Mr. OBrien, who still moves swiftly and is solidly built at a little more than 6 feet tall, for more than three decades refereed high school football and basketball and college and high school hockey, lacrosse and soccer.
His main sporting activity these days is golf, something he had to put on the back burner for several years because it was interfering with his magic, which he cant imagine not practicing.
I like to entertain, he said. Its not that I want to fool you. I just want to entertain you.
He mentioned his mentor, Buffalo bar owner Eddie Fechter, who died in 1979. Mr. OBrien named his convention, Fechters Finger Flicking Frolic, after that magician.
He said to me, Listen, you dont want to do all these hard sleights and all that stuff. If you want to do that, you want to fool a magician. But if you want to earn some money, youve got to entertain the public. If you entertain them, theyll love ya, Mr. OBrien said.
Mr. OBrien focuses on close-up magic, performed with simple objects in front of small groups of usually less than a dozen.
He explained that when magic is done for groups of more than that, its called parlor, or stage when its performed for large crowds of 100 or more.
In Mr. OBriens den, the walls are filled with certificates, awards and signed pictures of stage magicians such as Siegfried and Roy and good friend David Cooperfield. He said Mr. Cooperfield, his favorite magician, surprised him several years ago when he told Mr. OBrien that he was inspired when he saw his act in the Catskills.
He said, You used to work for Morrisey Magic out of Canada, and Id watch you demonstrate, Mr. OBrien said. That really surprised me.

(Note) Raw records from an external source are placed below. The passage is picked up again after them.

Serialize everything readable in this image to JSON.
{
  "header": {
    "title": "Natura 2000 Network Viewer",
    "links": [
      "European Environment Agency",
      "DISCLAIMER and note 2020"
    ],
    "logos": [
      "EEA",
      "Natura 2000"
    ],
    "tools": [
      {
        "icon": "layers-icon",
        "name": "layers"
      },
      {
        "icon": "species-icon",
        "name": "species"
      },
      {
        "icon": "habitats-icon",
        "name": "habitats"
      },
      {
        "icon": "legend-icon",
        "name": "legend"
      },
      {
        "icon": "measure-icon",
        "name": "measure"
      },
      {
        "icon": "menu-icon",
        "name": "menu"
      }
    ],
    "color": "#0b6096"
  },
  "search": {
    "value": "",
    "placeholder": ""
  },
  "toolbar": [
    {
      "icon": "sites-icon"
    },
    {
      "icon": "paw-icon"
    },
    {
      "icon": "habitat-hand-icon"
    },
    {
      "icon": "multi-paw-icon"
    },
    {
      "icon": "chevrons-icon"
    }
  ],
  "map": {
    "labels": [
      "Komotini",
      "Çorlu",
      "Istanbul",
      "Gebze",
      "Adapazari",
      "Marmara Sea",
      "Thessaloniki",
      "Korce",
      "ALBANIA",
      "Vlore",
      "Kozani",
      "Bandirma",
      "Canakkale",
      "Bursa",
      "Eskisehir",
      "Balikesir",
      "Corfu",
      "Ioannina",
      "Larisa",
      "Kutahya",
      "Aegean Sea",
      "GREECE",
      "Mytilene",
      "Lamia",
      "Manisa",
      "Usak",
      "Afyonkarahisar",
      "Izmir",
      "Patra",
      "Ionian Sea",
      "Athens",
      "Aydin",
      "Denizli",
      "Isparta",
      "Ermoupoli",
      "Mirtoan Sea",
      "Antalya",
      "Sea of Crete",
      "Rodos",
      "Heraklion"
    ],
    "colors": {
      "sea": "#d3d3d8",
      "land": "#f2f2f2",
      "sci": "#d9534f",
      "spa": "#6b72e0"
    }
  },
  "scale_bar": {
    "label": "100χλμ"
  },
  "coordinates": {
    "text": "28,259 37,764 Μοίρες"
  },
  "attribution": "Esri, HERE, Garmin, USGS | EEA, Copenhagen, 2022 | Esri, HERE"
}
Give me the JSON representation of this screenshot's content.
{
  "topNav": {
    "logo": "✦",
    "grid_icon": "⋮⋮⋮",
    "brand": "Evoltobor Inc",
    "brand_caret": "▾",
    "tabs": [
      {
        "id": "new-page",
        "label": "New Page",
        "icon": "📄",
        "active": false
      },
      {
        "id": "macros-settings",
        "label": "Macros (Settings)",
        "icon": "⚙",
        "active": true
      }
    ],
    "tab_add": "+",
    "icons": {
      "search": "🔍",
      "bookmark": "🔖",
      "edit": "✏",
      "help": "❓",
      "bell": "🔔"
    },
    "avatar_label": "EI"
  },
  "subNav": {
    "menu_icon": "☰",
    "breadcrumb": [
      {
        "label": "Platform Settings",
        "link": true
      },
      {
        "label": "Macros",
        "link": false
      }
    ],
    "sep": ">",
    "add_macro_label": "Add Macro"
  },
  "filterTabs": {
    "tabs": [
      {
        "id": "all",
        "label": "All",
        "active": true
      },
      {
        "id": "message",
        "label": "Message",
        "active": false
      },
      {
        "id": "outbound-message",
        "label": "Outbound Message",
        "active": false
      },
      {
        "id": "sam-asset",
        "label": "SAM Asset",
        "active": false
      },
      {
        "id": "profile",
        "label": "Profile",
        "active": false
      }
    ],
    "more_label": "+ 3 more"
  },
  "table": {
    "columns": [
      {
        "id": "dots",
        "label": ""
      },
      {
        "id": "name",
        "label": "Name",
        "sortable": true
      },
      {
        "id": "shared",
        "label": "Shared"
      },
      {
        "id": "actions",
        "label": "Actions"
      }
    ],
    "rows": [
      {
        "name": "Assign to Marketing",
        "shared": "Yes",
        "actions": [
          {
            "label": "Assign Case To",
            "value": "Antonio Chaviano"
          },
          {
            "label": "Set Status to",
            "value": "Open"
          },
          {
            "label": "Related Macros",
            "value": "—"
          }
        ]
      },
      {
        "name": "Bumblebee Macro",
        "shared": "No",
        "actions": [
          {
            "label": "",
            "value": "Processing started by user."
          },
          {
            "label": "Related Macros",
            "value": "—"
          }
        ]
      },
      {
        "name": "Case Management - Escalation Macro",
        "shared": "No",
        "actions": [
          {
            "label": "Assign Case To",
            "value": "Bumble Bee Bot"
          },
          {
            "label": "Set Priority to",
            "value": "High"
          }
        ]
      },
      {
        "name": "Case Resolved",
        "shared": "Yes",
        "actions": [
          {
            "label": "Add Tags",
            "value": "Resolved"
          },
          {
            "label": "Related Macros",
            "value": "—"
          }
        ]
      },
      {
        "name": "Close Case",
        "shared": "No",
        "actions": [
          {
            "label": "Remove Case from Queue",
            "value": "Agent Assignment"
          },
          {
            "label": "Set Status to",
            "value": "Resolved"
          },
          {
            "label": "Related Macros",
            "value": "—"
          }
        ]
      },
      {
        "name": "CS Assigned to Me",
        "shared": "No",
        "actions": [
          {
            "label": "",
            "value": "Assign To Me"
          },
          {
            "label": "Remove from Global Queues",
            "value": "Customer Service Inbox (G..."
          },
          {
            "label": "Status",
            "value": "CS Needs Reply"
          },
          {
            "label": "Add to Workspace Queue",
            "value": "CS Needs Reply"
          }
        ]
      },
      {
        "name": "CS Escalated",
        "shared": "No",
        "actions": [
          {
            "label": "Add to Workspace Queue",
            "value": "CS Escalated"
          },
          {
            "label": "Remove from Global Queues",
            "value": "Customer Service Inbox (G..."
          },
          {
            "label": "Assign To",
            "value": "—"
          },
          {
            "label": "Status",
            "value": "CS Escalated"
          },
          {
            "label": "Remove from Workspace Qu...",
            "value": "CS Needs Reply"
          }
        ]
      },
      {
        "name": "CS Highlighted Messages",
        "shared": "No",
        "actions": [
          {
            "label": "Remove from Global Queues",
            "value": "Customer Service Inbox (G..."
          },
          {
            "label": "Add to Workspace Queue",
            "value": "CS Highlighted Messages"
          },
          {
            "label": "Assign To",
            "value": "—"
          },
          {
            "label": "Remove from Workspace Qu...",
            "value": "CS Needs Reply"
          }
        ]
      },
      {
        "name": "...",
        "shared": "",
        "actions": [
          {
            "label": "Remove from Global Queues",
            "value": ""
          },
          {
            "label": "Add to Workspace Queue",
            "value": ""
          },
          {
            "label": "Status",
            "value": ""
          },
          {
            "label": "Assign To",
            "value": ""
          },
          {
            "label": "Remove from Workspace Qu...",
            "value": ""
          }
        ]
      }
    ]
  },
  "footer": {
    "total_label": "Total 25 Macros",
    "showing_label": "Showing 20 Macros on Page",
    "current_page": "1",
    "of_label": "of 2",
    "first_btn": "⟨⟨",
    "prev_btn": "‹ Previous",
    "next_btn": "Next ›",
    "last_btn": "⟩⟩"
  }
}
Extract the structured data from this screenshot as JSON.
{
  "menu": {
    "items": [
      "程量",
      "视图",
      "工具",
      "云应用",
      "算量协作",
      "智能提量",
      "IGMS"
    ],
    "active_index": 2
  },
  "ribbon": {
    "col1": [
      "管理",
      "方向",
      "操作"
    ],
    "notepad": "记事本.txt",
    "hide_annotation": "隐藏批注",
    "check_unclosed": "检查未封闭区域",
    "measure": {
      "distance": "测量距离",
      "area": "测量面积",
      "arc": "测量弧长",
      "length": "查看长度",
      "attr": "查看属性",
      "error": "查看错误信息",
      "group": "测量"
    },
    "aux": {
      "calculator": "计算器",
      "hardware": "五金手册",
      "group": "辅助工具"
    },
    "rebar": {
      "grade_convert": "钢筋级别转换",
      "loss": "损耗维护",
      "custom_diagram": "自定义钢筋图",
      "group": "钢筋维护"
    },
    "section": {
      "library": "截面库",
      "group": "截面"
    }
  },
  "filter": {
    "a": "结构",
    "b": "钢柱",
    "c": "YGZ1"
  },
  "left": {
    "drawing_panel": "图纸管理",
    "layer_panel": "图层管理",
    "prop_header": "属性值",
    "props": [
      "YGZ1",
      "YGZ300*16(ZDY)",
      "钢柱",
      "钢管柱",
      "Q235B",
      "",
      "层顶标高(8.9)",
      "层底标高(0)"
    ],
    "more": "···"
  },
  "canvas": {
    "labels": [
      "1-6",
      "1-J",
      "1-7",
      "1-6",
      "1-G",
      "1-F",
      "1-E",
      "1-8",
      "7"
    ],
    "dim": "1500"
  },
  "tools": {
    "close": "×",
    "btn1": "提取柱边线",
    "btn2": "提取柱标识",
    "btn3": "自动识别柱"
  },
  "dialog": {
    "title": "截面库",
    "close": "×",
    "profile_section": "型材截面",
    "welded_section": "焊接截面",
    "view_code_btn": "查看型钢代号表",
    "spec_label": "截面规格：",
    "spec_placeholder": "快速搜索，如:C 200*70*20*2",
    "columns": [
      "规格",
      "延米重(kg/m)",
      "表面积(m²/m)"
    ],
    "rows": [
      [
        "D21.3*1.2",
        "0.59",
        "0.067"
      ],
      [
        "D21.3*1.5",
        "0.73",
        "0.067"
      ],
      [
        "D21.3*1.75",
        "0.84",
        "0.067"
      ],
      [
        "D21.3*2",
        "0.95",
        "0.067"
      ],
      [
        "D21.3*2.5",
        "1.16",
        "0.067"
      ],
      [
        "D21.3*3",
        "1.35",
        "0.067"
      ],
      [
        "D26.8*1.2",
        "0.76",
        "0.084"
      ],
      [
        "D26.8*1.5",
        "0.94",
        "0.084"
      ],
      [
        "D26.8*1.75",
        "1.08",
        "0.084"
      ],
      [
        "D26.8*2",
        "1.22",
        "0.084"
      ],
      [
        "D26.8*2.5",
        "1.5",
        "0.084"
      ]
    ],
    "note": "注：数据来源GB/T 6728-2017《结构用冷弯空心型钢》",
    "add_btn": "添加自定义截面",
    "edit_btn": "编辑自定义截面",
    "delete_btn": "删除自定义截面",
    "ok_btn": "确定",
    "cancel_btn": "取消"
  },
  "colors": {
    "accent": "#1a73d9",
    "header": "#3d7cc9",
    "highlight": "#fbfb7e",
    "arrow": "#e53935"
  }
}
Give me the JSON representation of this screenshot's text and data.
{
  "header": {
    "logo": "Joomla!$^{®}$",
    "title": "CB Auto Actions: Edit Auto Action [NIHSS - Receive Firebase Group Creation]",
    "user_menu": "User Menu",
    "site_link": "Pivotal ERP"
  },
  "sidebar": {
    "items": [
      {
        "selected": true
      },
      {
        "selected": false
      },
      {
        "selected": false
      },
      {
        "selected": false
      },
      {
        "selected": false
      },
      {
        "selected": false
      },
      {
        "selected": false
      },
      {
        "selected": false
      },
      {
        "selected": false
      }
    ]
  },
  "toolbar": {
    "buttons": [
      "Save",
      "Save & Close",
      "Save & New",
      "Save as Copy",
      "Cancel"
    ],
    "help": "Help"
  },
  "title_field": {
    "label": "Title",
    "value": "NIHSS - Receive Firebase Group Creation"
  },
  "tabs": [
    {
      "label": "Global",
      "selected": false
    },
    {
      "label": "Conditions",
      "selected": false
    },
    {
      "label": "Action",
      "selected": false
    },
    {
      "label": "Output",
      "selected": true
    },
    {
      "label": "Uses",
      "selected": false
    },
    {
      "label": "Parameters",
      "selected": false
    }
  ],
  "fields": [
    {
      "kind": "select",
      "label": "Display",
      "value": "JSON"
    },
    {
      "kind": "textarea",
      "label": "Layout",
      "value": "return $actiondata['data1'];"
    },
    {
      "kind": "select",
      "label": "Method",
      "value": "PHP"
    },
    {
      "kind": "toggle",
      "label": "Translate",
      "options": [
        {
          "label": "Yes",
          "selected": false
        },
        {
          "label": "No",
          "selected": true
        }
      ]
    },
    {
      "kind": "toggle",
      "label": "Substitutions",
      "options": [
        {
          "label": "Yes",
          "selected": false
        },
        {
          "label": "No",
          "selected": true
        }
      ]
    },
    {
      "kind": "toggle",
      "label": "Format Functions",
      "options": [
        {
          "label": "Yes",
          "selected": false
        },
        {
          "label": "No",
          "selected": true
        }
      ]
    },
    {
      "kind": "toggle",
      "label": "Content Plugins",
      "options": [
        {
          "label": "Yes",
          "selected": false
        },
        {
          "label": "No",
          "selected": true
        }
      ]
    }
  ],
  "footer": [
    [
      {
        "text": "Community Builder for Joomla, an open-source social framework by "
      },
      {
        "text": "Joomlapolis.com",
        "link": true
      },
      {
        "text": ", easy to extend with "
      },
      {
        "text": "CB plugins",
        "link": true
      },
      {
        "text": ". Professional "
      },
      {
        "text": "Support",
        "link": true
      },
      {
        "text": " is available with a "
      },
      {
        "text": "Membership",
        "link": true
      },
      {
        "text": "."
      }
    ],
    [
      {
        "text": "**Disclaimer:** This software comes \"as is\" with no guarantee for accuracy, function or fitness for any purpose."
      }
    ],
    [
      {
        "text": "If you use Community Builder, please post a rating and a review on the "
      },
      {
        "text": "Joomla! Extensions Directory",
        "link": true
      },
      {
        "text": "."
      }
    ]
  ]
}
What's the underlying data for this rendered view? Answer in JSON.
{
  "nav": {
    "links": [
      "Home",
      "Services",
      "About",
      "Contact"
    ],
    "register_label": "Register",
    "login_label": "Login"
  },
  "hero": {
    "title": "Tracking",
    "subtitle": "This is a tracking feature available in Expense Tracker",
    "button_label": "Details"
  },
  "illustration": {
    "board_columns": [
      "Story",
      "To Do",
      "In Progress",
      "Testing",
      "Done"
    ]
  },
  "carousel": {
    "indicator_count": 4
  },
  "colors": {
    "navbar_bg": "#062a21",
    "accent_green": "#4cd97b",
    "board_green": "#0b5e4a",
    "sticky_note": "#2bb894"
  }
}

A huge hanging portrait of Mr. OBrien is made up of 1,250 photographs of magicians who have been to his Frolic conventions over the years. The artwork was presented to him at his 40th convention two years ago, and he was shocked when they smashed it over his head. It turned out to be a cheap copy of the original on his wall.
Theyre always pulling a prank on me, he said.
In July, at the International Brotherhood of Magicians convention in Norfolk, Va., Mr. OBrien will get his 50-year pin and certificate, which will add to his wall collection.
A few days ago, Mr. OBrien and his wife, Elizabeth A., hit another magical milestone when they marked their 55th wedding anniversary. He said his family has always supported his magic pursuits. The couple has two daughters: Karen, associate director of physical plant/operations at SUNY Potsdam, and Kelly, director of financial aid at Trinity College in Hartford, Ct.
They were both born one year apart to the day, Mr. OBrien said smugly. Thats a magician.